■ TRY IT
Filter the entries for lines with the word "Wells".
*** Opening INPUT RECORDS ***
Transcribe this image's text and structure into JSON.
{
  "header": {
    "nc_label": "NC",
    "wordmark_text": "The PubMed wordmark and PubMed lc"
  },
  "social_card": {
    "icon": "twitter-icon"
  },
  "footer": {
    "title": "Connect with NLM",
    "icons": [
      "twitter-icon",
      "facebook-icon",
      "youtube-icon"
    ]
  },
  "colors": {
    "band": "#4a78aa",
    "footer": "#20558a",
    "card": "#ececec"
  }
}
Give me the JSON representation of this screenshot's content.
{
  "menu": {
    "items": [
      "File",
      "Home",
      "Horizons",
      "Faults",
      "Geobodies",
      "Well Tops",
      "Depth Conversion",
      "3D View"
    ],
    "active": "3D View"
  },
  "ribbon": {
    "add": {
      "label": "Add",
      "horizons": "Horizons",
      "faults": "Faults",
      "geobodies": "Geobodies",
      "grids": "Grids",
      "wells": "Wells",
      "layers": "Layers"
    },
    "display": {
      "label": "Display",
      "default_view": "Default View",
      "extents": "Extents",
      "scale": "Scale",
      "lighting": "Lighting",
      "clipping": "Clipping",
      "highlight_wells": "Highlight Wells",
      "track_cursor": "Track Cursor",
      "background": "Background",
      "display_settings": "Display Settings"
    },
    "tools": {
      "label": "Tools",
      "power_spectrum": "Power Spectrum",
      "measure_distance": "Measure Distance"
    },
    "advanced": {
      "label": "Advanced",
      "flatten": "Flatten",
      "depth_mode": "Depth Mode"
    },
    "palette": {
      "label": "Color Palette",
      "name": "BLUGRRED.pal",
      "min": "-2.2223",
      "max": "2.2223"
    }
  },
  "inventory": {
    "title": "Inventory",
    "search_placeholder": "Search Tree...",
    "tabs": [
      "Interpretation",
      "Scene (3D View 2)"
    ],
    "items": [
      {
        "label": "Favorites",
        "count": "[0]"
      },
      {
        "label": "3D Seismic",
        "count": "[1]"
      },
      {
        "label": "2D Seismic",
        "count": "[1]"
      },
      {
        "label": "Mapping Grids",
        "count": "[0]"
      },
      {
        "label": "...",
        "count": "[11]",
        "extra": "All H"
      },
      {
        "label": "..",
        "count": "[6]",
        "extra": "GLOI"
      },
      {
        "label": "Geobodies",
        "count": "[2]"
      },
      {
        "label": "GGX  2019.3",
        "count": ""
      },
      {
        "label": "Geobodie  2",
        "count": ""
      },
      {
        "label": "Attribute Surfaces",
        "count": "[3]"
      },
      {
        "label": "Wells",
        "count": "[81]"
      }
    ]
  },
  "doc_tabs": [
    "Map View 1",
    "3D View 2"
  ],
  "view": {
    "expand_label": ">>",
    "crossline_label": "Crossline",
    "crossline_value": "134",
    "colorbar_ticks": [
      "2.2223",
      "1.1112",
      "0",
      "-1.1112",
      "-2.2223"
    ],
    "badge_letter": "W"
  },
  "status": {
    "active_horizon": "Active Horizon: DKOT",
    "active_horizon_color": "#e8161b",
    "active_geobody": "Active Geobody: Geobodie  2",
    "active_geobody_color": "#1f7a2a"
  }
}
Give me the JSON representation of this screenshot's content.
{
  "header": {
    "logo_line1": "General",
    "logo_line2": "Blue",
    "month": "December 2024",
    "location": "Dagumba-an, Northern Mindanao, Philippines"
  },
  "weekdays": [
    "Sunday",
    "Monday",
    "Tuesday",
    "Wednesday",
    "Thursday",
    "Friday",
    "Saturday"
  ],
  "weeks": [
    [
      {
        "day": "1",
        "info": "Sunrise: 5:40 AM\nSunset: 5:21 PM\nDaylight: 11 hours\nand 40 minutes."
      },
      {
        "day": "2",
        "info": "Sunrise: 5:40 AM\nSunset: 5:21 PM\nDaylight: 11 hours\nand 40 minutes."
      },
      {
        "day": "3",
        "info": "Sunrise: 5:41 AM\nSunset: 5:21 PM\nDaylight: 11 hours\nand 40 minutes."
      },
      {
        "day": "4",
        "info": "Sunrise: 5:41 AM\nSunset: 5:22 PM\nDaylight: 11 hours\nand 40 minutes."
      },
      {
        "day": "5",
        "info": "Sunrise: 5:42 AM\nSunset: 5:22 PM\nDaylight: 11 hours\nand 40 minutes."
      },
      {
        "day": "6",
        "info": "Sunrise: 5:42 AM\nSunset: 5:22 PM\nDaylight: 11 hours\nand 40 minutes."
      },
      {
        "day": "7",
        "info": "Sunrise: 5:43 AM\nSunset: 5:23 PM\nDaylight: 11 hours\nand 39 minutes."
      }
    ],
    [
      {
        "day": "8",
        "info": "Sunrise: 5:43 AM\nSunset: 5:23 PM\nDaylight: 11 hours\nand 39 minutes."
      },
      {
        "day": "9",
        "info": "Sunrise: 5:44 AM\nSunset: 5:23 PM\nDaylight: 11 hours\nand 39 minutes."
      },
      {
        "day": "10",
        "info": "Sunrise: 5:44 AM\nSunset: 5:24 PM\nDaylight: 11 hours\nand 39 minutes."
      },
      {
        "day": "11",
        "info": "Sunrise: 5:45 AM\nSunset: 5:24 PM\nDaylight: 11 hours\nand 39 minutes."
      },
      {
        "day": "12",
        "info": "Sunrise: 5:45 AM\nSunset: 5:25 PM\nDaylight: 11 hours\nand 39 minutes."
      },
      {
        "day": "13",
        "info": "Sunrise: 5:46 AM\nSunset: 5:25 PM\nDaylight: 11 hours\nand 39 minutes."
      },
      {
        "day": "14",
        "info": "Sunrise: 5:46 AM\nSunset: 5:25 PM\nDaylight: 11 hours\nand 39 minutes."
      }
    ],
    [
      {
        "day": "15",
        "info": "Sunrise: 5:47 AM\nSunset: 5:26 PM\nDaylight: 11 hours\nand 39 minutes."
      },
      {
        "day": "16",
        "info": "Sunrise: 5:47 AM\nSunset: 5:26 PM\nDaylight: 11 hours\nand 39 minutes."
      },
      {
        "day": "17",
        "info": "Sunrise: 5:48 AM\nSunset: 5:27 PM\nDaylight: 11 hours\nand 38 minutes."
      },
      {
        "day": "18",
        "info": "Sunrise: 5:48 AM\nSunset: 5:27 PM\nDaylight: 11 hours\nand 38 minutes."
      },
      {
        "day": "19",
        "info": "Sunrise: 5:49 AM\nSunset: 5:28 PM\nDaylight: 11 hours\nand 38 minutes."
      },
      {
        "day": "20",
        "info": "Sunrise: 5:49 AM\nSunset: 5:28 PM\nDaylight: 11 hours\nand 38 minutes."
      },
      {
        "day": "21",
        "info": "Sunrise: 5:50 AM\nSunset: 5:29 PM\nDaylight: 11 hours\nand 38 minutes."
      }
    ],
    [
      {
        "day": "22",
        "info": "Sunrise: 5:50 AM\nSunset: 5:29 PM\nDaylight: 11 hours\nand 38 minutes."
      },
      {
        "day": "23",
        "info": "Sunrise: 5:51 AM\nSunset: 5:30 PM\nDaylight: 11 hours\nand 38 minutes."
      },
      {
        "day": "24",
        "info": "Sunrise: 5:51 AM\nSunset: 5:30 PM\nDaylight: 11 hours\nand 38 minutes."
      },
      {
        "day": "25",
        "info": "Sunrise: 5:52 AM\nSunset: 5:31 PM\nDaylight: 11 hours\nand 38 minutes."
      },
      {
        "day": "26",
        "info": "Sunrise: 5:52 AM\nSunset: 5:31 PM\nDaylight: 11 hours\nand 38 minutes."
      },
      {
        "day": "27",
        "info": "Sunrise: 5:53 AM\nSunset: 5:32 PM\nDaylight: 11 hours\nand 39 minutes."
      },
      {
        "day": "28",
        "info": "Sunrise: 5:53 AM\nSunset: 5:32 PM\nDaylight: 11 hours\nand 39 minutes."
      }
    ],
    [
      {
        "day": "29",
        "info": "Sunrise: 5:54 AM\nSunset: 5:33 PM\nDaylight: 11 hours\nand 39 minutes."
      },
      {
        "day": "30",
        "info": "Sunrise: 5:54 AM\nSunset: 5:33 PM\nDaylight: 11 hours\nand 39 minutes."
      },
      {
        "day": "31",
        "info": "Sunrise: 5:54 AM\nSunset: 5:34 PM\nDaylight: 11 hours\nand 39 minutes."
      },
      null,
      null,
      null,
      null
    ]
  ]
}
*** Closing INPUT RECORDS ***
■ ANSWER TO THE EXERCISE
      "wells": "Wells",
      "highlight_wells": "Highlight Wells",
        "label": "Wells",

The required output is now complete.